◆ **Description of the task**
Select every line containing the word "this" from the material, and copy those lines.

── Exercise materials ──

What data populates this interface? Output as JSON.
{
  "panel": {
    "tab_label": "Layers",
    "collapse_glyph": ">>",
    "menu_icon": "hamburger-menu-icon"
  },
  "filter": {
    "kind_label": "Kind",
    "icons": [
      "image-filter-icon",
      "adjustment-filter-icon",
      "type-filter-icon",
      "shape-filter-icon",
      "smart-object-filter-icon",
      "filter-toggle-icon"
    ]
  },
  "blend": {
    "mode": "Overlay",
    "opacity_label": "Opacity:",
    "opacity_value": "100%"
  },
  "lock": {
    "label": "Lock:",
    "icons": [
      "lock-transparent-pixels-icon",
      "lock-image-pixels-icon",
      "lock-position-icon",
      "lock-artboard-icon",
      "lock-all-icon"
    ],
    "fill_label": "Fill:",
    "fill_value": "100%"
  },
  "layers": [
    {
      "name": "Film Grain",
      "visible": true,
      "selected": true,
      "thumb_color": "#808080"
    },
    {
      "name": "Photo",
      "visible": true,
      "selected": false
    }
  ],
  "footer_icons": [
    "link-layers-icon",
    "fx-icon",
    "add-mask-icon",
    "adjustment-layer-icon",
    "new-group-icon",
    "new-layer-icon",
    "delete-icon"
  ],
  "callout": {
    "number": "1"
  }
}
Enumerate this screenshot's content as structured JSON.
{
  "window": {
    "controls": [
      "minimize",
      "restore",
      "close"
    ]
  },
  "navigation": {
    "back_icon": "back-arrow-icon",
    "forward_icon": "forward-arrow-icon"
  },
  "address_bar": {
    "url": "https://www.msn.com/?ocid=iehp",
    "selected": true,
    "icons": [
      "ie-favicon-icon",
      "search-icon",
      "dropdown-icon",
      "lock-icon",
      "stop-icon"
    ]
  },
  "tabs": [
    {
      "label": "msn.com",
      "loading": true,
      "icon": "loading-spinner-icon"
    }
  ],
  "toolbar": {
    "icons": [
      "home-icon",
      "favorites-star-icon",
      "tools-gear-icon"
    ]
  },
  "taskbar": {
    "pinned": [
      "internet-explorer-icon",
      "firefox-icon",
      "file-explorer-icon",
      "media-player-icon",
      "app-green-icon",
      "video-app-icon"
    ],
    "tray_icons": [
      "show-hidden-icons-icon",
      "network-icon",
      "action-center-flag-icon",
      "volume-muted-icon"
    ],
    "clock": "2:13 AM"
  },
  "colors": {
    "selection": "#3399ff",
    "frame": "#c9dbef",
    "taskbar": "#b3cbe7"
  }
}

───

◆ **Solution**
What data populates this interface? Output as JSON.
Enumerate this screenshot's content as structured JSON.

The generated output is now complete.